The title may lead you to wrongly think about the debut an adventurous journey in search of the world’s most expensive fruits, taking you to exotic islands, completely cut off from the modern world, surpassing natural obstacles of all sorts. No way! After all, any type of exotic fruit has been say tamed and can now be grown in any corner of the world. The most expensive fruits in the world are just the mere results of a marketing strategy and not of the unspoiled nature in a far-flung corner of the world.
The first on the list is the Yubari melon which sold for 23,000 a pair. Anything special about these fruits? Nope, but they are now so famous for being expensive that they are often regarded as a status symbol. The fruits are grown in Yubari, Hokkaido, as a result of a hybrid between two other sweet cantaloupes and are often given in pairs as a gift.
We stay in Japan and go to harvest the Densuke watermelon, a black melon with no stripes which “only” costs 6,100 USD a piece, a price which is justified by its rarity. You can only find the Densuke watermelon in the island region of Hokkaido Japan, and around 10,000 are grown each year. Rich people love the taste of rarity, so the first one of each harvesting season is put up for auction. Some say the fruit may have a special sweetness.
Still in Japan where we have the Roman Ruby grapes this time. The Ishikawa Prefecture in Japan is the only spot where you can find the mighty Ruby Roman grapes, and they weren’t produced until the year 2008. The 30 Roman Ruby rapes were auctioned off to a wedding hall operator on the first day of the buying season in Ishikawa prefecture in central Japan.

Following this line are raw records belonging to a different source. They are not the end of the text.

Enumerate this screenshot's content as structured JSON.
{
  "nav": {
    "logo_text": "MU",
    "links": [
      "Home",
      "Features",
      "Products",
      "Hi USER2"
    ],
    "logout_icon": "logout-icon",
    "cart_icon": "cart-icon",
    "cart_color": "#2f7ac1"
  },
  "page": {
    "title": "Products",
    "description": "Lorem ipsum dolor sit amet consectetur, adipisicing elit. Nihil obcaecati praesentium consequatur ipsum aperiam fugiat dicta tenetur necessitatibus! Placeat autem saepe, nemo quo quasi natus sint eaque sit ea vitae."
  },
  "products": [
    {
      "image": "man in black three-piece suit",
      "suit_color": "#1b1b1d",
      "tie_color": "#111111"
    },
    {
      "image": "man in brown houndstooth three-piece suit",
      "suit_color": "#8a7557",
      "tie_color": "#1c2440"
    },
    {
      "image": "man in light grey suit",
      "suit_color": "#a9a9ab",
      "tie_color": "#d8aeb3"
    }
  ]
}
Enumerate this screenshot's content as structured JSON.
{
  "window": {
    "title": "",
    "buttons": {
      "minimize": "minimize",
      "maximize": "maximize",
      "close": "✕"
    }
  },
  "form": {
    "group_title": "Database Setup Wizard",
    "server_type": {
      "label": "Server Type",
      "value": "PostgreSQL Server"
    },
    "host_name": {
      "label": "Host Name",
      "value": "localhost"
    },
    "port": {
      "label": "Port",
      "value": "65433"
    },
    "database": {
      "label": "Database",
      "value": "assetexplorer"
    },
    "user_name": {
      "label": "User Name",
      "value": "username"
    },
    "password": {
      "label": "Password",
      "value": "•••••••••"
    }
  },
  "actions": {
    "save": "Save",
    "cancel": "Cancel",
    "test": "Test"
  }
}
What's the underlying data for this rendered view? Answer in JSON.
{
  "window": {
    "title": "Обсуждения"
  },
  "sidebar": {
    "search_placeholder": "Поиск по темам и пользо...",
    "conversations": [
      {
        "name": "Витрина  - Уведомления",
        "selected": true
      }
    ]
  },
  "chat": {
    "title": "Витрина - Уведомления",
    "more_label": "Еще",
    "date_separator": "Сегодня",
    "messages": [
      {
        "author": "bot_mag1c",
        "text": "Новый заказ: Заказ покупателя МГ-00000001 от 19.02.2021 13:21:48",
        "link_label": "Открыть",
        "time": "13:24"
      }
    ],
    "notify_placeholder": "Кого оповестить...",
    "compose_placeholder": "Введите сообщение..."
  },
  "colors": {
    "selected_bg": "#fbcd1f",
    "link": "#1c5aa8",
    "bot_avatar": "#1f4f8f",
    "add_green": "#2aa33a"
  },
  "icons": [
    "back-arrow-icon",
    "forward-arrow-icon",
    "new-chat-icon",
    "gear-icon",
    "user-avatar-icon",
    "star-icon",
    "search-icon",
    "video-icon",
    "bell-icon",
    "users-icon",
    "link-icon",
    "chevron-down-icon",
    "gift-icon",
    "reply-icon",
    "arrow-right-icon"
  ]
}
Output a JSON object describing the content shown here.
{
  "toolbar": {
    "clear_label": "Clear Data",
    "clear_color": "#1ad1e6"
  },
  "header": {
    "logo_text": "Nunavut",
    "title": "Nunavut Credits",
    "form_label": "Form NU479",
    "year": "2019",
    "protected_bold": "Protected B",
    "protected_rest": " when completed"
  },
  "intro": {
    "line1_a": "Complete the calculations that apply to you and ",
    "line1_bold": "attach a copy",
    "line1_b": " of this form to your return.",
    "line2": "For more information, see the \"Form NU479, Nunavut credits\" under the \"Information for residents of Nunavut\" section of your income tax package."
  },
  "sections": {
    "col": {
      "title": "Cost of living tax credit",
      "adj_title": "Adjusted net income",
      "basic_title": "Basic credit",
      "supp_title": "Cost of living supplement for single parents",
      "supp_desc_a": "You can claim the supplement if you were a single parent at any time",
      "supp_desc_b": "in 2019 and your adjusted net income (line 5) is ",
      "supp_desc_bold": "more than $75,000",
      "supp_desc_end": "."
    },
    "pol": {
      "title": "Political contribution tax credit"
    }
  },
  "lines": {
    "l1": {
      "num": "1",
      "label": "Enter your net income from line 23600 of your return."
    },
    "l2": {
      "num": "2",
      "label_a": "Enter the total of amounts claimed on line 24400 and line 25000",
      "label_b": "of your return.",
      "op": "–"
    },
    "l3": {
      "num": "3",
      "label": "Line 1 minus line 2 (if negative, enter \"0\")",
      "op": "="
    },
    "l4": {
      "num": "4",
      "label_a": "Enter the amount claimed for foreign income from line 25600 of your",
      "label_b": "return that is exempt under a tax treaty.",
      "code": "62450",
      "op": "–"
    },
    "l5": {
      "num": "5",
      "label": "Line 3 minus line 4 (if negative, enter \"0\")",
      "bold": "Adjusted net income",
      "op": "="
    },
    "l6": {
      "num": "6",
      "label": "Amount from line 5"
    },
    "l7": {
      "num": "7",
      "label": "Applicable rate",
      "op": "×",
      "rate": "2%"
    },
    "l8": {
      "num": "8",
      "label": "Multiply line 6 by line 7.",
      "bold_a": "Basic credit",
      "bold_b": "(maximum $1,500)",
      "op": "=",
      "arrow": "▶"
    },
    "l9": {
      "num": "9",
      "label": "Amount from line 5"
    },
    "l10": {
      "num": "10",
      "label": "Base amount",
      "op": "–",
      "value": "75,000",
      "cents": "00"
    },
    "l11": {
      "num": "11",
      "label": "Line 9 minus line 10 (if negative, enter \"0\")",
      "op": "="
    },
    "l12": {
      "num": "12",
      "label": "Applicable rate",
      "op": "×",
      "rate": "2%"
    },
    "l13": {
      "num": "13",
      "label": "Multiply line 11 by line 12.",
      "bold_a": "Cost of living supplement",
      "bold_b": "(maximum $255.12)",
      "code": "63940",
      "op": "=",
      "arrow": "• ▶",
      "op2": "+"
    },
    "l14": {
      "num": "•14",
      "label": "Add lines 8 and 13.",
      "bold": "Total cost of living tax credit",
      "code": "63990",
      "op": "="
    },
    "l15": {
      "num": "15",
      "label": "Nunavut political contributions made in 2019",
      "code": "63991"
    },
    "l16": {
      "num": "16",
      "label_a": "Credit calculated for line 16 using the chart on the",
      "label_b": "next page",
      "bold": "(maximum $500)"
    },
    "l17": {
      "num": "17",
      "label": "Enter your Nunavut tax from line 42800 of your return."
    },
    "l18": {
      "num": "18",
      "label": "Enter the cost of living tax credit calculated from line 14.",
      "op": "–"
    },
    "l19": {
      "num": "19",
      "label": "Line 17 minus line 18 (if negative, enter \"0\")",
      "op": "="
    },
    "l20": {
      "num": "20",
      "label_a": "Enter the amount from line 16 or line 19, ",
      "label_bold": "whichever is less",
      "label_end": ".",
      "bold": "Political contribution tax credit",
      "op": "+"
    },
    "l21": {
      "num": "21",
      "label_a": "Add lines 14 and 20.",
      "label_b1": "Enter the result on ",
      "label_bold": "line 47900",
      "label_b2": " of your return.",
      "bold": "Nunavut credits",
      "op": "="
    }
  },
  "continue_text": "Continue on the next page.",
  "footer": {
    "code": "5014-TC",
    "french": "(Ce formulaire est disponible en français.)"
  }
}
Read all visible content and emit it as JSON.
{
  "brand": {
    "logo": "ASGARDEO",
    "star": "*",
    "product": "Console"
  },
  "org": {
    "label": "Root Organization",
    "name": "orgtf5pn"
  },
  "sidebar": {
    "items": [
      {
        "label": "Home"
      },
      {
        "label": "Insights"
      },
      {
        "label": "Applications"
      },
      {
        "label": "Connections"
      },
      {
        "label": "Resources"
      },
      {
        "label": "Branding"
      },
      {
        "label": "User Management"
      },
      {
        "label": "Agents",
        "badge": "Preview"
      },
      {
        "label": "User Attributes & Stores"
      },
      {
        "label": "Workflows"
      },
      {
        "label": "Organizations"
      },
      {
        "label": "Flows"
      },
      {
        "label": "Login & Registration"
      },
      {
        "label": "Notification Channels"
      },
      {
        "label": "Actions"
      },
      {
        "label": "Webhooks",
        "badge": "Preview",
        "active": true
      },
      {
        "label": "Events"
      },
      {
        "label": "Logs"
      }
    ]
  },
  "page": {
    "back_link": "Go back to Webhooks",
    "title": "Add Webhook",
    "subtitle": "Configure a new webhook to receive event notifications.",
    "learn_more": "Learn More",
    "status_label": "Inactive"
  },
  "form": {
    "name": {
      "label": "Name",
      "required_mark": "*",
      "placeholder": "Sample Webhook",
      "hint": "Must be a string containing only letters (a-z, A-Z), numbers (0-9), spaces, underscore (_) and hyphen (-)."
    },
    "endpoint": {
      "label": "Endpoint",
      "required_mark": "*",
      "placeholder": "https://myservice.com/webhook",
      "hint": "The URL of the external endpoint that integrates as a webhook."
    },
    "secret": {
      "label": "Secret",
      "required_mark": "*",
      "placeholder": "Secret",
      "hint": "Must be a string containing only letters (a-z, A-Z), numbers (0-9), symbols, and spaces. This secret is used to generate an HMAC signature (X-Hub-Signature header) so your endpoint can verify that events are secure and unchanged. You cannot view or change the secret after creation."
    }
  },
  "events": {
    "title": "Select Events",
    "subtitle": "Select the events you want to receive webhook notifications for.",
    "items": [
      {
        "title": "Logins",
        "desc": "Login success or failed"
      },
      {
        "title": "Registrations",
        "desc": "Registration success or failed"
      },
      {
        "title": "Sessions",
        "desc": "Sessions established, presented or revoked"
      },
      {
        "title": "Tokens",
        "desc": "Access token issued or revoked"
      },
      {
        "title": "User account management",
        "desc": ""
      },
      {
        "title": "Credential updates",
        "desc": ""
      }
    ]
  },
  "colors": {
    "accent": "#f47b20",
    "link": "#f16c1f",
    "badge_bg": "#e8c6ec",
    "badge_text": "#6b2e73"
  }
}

The bunch of grapes weighed some 800g, and can be as big as 3cm in diameter, each selling for about 200 USD.
We finally leave Japan and a make a stop in England, Cornwall more precisely, in the SW of the country. Here grows the most expensive pineapple, sold for about 17,000 USD per piece. The seemingly ordinary fruit is set apart by the method by which it is grown. To recreate the tropical climate usually required for pineapples, growers at this plantation make use of a technique dating back to the Victorian ages. The horticulturalists grew the crops in greenhouses heated with horse manure and straw, and cultivated the fruit over two years.
We have no choice, but to return to the Country of the Rising Sun where the Taiyo no Tamago company sold a pair of mango fruits for about 3,000 USD last year. The label is famous for its rigorous criteria, including a minimum weight and a high sugar content.
Sources: Myfirstclasslife.com, Straitstimes.com, Firstwefeast.com